▶ YOUR OBJECTIVE: Give every entry again, word for word.

——

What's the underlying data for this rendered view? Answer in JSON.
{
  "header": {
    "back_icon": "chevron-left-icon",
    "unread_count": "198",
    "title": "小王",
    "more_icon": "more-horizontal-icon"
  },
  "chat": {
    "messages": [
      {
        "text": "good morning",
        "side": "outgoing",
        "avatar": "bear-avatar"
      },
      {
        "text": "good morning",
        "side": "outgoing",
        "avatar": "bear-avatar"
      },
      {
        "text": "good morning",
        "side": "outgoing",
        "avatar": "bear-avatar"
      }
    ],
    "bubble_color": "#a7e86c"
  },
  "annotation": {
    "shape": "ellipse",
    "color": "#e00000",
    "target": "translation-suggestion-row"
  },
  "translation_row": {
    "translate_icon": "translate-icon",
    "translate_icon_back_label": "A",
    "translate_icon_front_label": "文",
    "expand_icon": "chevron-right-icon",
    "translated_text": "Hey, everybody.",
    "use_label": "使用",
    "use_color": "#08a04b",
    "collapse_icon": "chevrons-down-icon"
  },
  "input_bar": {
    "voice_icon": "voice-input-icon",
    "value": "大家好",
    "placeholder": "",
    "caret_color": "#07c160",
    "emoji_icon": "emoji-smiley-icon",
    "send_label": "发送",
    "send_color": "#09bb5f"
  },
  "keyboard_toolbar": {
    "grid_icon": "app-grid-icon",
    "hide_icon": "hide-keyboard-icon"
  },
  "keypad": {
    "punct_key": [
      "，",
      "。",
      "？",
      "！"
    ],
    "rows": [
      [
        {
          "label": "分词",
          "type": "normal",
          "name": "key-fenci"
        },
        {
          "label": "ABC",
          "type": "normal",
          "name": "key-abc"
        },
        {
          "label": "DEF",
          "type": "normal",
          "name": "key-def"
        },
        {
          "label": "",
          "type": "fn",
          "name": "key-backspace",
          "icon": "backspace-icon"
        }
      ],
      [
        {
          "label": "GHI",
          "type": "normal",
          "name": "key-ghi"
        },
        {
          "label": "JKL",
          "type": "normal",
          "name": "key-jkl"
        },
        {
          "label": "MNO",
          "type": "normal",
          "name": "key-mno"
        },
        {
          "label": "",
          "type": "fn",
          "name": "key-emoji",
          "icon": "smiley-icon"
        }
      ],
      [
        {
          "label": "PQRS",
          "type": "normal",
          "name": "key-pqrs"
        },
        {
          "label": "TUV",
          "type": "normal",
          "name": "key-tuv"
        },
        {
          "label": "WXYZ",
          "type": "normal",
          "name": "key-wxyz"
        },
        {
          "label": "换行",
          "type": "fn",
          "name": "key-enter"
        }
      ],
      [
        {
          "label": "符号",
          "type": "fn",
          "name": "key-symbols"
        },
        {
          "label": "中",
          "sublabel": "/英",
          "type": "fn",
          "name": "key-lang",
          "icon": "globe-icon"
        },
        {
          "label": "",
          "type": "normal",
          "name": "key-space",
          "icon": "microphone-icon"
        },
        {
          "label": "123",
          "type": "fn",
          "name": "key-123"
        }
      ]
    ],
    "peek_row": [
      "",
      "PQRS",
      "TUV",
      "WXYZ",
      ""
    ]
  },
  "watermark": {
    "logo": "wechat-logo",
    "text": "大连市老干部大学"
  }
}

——

▶ RESPONSE BELOW:
What's the underlying data for this rendered view? Answer in JSON.
{
  "header": {
    "back_icon": "chevron-left-icon",
    "unread_count": "198",
    "title": "小王",
    "more_icon": "more-horizontal-icon"
  },
  "chat": {
    "messages": [
      {
        "text": "good morning",
        "side": "outgoing",
        "avatar": "bear-avatar"
      },
      {
        "text": "good morning",
        "side": "outgoing",
        "avatar": "bear-avatar"
      },
      {
        "text": "good morning",
        "side": "outgoing",
        "avatar": "bear-avatar"
      }
    ],
    "bubble_color": "#a7e86c"
  },
  "annotation": {
    "shape": "ellipse",
    "color": "#e00000",
    "target": "translation-suggestion-row"
  },
  "translation_row": {
    "translate_icon": "translate-icon",
    "translate_icon_back_label": "A",
    "translate_icon_front_label": "文",
    "expand_icon": "chevron-right-icon",
    "translated_text": "Hey, everybody.",
    "use_label": "使用",
    "use_color": "#08a04b",
    "collapse_icon": "chevrons-down-icon"
  },
  "input_bar": {
    "voice_icon": "voice-input-icon",
    "value": "大家好",
    "placeholder": "",
    "caret_color": "#07c160",
    "emoji_icon": "emoji-smiley-icon",
    "send_label": "发送",
    "send_color": "#09bb5f"
  },
  "keyboard_toolbar": {
    "grid_icon": "app-grid-icon",
    "hide_icon": "hide-keyboard-icon"
  },
  "keypad": {
    "punct_key": [
      "，",
      "。",
      "？",
      "！"
    ],
    "rows": [
      [
        {
          "label": "分词",
          "type": "normal",
          "name": "key-fenci"
        },
        {
          "label": "ABC",
          "type": "normal",
          "name": "key-abc"
        },
        {
          "label": "DEF",
          "type": "normal",
          "name": "key-def"
        },
        {
          "label": "",
          "type": "fn",
          "name": "key-backspace",
          "icon": "backspace-icon"
        }
      ],
      [
        {
          "label": "GHI",
          "type": "normal",
          "name": "key-ghi"
        },
        {
          "label": "JKL",
          "type": "normal",
          "name": "key-jkl"
        },
        {
          "label": "MNO",
          "type": "normal",
          "name": "key-mno"
        },
        {
          "label": "",
          "type": "fn",
          "name": "key-emoji",
          "icon": "smiley-icon"
        }
      ],
      [
        {
          "label": "PQRS",
          "type": "normal",
          "name": "key-pqrs"
        },
        {
          "label": "TUV",
          "type": "normal",
          "name": "key-tuv"
        },
        {
          "label": "WXYZ",
          "type": "normal",
          "name": "key-wxyz"
        },
        {
          "label": "换行",
          "type": "fn",
          "name": "key-enter"
        }
      ],
      [
        {
          "label": "符号",
          "type": "fn",
          "name": "key-symbols"
        },
        {
          "label": "中",
          "sublabel": "/英",
          "type": "fn",
          "name": "key-lang",
          "icon": "globe-icon"
        },
        {
          "label": "",
          "type": "normal",
          "name": "key-space",
          "icon": "microphone-icon"
        },
        {
          "label": "123",
          "type": "fn",
          "name": "key-123"
        }
      ]
    ],
    "peek_row": [
      "",
      "PQRS",
      "TUV",
      "WXYZ",
      ""
    ]
  },
  "watermark": {
    "logo": "wechat-logo",
    "text": "大连市老干部大学"
  }
}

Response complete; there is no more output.